Perth and Kinross Council said that Crieff High School’s home economics department was “reviewing their curriculum offer with a view to planning towards reducing the costs, and zero cost for those experiencing societal barriers to learning.”
A council spokesperson added: “We have an ambition to reduce or remove costs of core practical subjects as part of the extensive work we are doing on the cost of the school day, and all Perth and Kinross secondary schools are working with their school communities to achieve this.”
Scottish Borders Council accepted that “that some of the charges currently being levied may be prohibitive”. The charges were “managed individually by schools” and the council was “committed to working with the schools to minimise these,” said a spokesperson.
Aberdeenshire Council’s head of education, Vincent Docherty, said: “The range of charging for practical subjects is at the discretion of Aberdeenshire secondary school head teachers. These decisions are taken following consultations with parents.”
Argyll and Bute Council said: “All our pupils are provided with the resources required to enable them to complete their course. In some subjects, pupils have the option to purchase additional materials if they wish. With regards to home economics, there has always been an additional contribution for ingredients.”
Moray Council said that charging for practical lessons within schools was at the discretion of head teachers. “Funding from the UK Child Poverty Action Group has enabled the recruitment of two ‘cost of the school day’ project workers to be based in Moray who, as part of their role, will be working with schools to review this charging structure,” added a council spokesperson.

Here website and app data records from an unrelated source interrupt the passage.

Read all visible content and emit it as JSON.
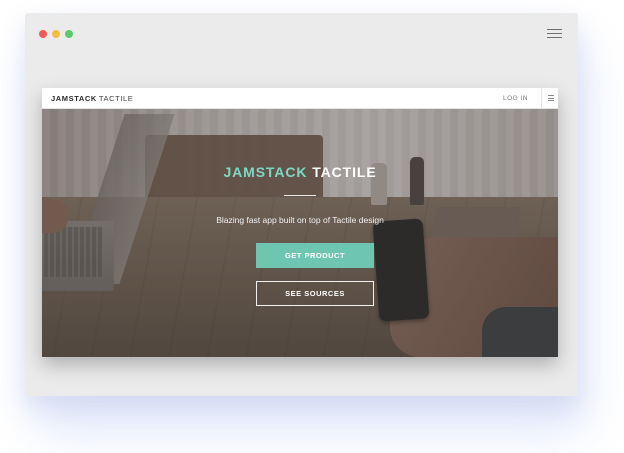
{
  "window": {
    "traffic_lights": [
      {
        "name": "close",
        "color": "#ee5a56"
      },
      {
        "name": "minimize",
        "color": "#f0bf3d"
      },
      {
        "name": "maximize",
        "color": "#5fc86a"
      }
    ],
    "menu_icon": "hamburger-menu-icon"
  },
  "navbar": {
    "brand_bold": "JAMSTACK",
    "brand_light": "TACTILE",
    "login_label": "LOG IN",
    "menu_icon": "hamburger-menu-icon"
  },
  "hero": {
    "title_accent": "JAMSTACK",
    "title_main": "TACTILE",
    "tagline": "Blazing fast app built on top of Tactile design",
    "primary_button": "GET PRODUCT",
    "secondary_button": "SEE SOURCES"
  },
  "colors": {
    "accent": "#6fc6b0",
    "title_accent": "#7fd8c4",
    "window_bg": "#ebebeb"
  }
}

Carole McKenzie, head of education at South Lanarkshire Council, said: “Currently schools have the freedom to set their own charges for practical subjects based on their local context, and it is usual for families on low incomes not to be charged.

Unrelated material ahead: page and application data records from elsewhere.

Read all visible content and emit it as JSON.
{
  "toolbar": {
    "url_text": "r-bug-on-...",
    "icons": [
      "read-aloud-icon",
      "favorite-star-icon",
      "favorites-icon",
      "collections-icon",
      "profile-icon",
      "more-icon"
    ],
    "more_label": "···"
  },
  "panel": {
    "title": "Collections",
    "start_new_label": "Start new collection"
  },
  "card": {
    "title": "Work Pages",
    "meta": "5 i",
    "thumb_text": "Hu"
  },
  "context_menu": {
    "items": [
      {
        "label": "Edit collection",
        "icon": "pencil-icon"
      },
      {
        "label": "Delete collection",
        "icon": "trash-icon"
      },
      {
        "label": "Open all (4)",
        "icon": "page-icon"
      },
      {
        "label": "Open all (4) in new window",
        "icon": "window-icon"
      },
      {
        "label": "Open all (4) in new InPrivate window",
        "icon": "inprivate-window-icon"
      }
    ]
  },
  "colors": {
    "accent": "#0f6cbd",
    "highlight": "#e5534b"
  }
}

“However, we accept this is an area that would benefit from a more consistent approach, and so we have appointed a part-time ‘cost of the school day’ officer to provide training and guidance to schools this session and are asking all schools to review their practices.”
Jacqui MacDonald, chief education officer of East Dunbartonshire Council, said: “We are aware of the different approaches taken by schools in relation to the levy of a small charge for practical subjects. This is being reviewed as part of our work on the ‘cost of the school day’ policy.”
A Dundee City Council spokesperson said: “Where appropriate some children and families make a contribution towards the cost of these subjects. Schools have used pupil equity funding to remove some subject costs and schools will continue to explore all options to help cover the cost of these subjects for pupils.
“It is essential that we look at family incomes and support schools to work with pupils, staff and parents in Dundee to understand these and develop ways to remove financial barriers.”
A City of Edinburgh Council spokesperson said: “We are aware of the financial impact different charges can have on families so have issued guidance to head teachers in a bid to reduce the cost of the school day.”
An East Lothian Council spokesperson said: “Our schools endeavour to keep costs as low as possible so that all young people can participate. Support is available for families on low incomes and we encourage people to discuss this directly with their school.”
An Angus Council spokesman said: “All of our schools are aware of the importance of the cost of the school day and are actively working to evaluate and reduce this where possible.”
Stirling Council underlined the measures it took to mitigate charges. “We make sure young people who are in receipt of free school meals and clothing grants are exempt from any of these charges,” said a council spokesperson.
All the data about high schools charging for classes is available here. This story was updated at 9am on 22 October 2019 to correct the name of Dunbar Grammar School in a table.
On 23 October Fife Council responded saying that charges were levied in some of its schools, with the highest being £92 at Queen Anne High School in Dunfermline.